#### TASK ITEM
Show every line from the data below that includes "объект".

********

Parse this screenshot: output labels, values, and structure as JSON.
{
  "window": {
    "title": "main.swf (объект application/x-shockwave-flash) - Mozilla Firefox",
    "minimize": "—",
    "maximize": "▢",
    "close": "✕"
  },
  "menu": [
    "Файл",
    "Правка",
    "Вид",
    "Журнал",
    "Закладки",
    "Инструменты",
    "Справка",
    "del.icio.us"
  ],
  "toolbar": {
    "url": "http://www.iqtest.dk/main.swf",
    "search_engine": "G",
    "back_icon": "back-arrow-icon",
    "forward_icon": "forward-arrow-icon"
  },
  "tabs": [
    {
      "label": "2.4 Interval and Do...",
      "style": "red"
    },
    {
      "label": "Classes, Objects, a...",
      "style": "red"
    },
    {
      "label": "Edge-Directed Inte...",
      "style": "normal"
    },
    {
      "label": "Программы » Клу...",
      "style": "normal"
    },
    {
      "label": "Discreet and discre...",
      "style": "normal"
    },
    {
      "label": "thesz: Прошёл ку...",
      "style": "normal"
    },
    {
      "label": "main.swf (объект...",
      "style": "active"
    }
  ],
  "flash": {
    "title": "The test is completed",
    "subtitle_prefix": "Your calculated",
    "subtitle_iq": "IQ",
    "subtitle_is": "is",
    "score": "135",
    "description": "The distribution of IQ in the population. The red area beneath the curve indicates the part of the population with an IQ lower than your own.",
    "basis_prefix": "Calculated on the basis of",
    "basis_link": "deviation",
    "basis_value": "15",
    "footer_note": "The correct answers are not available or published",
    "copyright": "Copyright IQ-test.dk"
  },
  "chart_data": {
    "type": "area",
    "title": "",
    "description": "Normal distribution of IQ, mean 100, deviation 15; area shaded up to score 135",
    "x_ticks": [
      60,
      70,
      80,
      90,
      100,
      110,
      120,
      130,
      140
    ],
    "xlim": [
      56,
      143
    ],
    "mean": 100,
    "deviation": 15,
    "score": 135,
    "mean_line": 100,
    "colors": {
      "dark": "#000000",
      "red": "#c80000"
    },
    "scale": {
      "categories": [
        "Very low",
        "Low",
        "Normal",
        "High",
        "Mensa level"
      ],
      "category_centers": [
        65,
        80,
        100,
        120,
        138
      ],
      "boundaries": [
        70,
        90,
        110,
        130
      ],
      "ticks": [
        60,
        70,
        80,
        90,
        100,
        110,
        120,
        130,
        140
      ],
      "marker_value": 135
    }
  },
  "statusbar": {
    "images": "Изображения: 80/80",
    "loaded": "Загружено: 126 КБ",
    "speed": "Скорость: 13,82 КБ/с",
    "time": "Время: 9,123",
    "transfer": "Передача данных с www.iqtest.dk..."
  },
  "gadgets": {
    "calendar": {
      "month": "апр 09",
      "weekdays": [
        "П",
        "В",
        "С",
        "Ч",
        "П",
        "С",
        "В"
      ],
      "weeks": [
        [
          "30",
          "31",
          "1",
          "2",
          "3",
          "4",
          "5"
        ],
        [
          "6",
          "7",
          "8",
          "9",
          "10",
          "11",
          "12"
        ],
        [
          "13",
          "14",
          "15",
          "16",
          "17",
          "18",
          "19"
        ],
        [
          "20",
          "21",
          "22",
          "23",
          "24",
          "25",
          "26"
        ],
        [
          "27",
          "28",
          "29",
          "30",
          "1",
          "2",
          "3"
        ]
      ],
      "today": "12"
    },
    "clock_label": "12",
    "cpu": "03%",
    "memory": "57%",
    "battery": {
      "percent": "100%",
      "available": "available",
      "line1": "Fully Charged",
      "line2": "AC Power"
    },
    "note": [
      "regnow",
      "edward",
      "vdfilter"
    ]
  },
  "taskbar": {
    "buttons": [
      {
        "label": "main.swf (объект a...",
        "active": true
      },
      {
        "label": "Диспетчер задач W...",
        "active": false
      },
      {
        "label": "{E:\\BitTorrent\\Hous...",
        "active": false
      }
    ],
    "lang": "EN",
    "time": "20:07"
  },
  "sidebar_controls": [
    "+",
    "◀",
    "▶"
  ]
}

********

#### SOLUTION TO THE PROBLEM
    "title": "main.swf (объект application/x-shockwave-flash) - Mozilla Firefox",
      "label": "main.swf (объект...",
        "label": "main.swf (объект a...",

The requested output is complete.